Updated 2 hours ago - World

U.S. airstrike kills senior al-Qaeda leader in Syria, DOD says

A displacement camp near the village of Qah in Syria's northwestern Idlib province. Photo: Ahmad Al-Atrash/AFP via Getty Images

A U.S. airstrike in northwest Syria on Friday killed senior al-Qaeda leader Abdul Hamid al-Matar, U.S. Central Command said in a statement.

Why it matters: Syria serves as a "safe haven" for the extremist group to plan external operations, according to U.S. Army Maj. John Rigsbee.

Updated 8 hours ago - Politics & Policy

Giuliani associate Lev Parnas convicted of campaign finance crimes

Lev Parnas, a former associate of then-President Donald Trump’s personal lawyer Rudy Giuliani. Photo: Stefani Reynolds/Bloomberg via Getty Images

Florida businessman Lev Parnas was convicted Friday on charges of conspiracy to make foreign contributions to political campaigns, according to multiple outlets.

Why it matters: Prosecutors said Parnas, then an associate of former President Donald Trump's personal lawyer Rudy Giuliani, funneled over $150,000 from a Russian businessman into U.S. campaigns as part of an effort to land licenses in the U.S.'s legal cannabis industry.

Supreme Court agrees to hear challenges to Texas abortion law

Photo: Saul Loeb/AFP via Getty Images

The Supreme Court on Friday agreed to hear two cases challenging Texas' abortion law, which bans the procedure as soon as six weeks into pregnancy, but left the law in place in the meantime.

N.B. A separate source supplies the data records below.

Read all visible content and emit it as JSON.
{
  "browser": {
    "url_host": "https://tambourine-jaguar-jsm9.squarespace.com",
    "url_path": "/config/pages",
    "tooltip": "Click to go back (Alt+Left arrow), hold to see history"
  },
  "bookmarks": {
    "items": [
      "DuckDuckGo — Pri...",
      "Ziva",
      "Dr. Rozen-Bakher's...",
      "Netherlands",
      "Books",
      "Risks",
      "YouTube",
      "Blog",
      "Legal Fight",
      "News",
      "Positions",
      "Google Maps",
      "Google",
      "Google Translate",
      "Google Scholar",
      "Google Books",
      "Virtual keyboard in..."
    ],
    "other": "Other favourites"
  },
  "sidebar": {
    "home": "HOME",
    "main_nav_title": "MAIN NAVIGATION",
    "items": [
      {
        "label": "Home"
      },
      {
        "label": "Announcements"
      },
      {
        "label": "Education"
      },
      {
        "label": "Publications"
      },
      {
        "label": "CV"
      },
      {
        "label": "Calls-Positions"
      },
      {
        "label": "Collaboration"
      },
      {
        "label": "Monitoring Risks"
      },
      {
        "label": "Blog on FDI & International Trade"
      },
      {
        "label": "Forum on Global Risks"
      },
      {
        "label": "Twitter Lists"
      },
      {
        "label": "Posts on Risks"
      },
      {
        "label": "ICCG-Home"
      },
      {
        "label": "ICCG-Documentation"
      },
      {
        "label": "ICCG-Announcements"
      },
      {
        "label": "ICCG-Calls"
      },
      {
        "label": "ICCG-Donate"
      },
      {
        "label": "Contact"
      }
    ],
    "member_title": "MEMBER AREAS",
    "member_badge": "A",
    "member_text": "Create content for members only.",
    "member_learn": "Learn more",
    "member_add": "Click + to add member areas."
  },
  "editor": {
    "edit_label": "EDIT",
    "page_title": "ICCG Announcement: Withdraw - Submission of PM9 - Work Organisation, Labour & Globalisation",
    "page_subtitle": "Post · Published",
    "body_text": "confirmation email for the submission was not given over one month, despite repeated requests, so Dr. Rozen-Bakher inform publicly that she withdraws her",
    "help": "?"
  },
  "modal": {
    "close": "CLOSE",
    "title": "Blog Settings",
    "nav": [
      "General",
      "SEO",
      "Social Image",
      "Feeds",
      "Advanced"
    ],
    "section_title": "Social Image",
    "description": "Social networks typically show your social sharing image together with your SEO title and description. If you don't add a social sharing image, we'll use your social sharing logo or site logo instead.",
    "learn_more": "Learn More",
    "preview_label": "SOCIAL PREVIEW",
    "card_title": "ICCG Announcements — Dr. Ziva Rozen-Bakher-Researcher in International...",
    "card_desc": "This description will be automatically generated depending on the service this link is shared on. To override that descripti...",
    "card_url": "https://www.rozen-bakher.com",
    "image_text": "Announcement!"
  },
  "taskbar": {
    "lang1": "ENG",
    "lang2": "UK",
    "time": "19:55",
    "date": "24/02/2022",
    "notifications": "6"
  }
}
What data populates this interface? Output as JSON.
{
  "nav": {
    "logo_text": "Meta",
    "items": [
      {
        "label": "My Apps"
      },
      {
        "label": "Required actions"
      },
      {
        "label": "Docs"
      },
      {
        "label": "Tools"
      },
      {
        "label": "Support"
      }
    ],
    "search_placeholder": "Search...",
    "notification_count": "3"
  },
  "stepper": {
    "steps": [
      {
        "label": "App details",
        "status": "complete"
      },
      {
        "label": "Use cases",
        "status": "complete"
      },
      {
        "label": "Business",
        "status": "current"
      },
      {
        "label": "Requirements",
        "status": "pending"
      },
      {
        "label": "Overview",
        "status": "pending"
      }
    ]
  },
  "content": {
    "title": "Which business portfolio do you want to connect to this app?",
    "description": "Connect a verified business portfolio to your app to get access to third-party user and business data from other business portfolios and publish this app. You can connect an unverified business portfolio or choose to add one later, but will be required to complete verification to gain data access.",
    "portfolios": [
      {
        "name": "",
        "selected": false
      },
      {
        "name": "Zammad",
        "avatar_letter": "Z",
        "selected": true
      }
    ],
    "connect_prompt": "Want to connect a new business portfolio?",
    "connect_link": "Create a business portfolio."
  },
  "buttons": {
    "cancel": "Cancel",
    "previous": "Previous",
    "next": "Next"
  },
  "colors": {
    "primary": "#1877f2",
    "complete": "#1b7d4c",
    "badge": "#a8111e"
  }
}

Why it matters: The court is moving extraordinarily fast on the Texas cases, compressing into just a few days a process that normally takes months. And that schedule means the court will take up Texas' ban a month before it hears another major abortion case — a challenge to Mississippi's own 2018 ban on abortions after 15 weeks.